Actually, throughout history every expansion in interpersonal communications and connectivity has led to new notions that a collective, even global consciousness might be taking shape. The noosphere is but one of many concepts for grasping this. Significant 19th C. precursors were Georg Wilhelm Friedrich Hegel’s “objective Spirit,” Ralph Waldo Emerson’s “Over–Soul,” and Emile Durkheim’s “collective consciousness”. The early 20th C. brought Henri Bergson’s “creative evolution,” Carl Jung’s “collective unconscious,” and H. G. Well’s “world brain.” In the late 20th C., ideas multiplied that collective intelligence, global consciousness, a global brain, and/or a global mind may awaken from the growth of cyberspace and the Internet. These ideas included, as noted earlier, Marshall McLuhan’s “global village” and James Lovelock’s & Lynn Margulis’s “Gaia”. These developments also enlarged the possibilities for Benedict Anderson’s “imagined communities” to form in new ways, apart from physical territory and nation — sometimes taking dark shape, as in the Islamist Abu Mus’ab al-Suri’s notion of the “virtual caliphate” (Lia, 2009). A recent manifestation is the concept of the Anthropocene epoch. Making matters more nebulous and mysterious, philosophers interested in consciousness and quantum dynamics have lately proposed “panpsychism” and “cosmopsychism”, implying a collective consciousness that goes well beyond Durkheim’s original formulation (Goff, 2017, 2018).
These alternatives aside, we favor the noosphere concept — it provides the best grounding for thinking about policy and strategy in the information age. Indeed, what Samson and Pitt wrote in their Epilogue in The Biosphere and Noosphere Reader (1998) two decades ago still makes timely sense for public policy dialogue,:
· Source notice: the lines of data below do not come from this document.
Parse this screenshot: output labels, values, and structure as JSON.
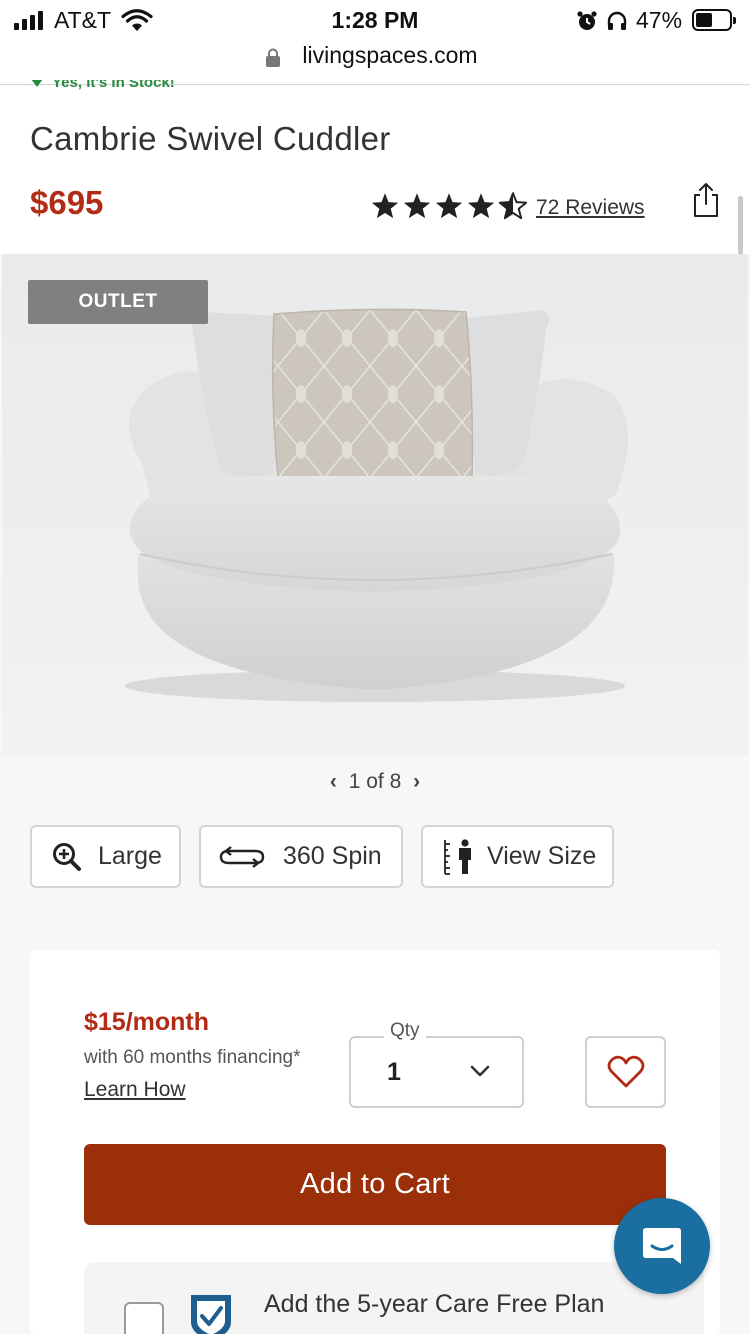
{
  "status_bar": {
    "carrier": "AT&T",
    "time": "1:28 PM",
    "battery_percent": "47%",
    "battery_level": 0.47,
    "icons": [
      "signal-icon",
      "wifi-icon",
      "alarm-icon",
      "headphones-icon",
      "battery-icon"
    ]
  },
  "browser": {
    "url": "livingspaces.com"
  },
  "product": {
    "stock_text": "Yes, it's In Stock!",
    "title": "Cambrie Swivel Cuddler",
    "price": "$695",
    "rating": 4.5,
    "reviews_label": "72 Reviews"
  },
  "gallery": {
    "badge": "OUTLET",
    "pager": "1 of 8"
  },
  "tools": {
    "large_label": "Large",
    "spin_label": "360 Spin",
    "view_size_label": "View Size"
  },
  "purchase": {
    "monthly_price": "$15/month",
    "financing_text": "with 60 months financing*",
    "learn_how": "Learn How",
    "qty_label": "Qty",
    "qty_value": "1",
    "add_to_cart": "Add to Cart",
    "care_plan_text": "Add the 5-year Care Free Plan"
  },
  "colors": {
    "price_red": "#b22b16",
    "cart_button": "#9a2f0a",
    "chat_blue": "#1a6fa0",
    "stock_green": "#2b8a3e",
    "outlet_badge": "#808080"
  }
}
“Once again, we are faced with two questions: in what direction does public opinion want the noosphere to go and in which directions is the noosphere capable of going? Practically speaking, and in today’s world, this translates into asking how the noosphere can be applied to help to solve problems in such areas as environment, health, poverty, violence and inequality.” (Samson & Pitt, p. 181)With a few word substitutions, their two questions may make sense to pose about noopolitik as well: In what directions do/will international security strategists want noopolitik to go? And in what directions is noopolitik capable of going? To those and other questions we turn next.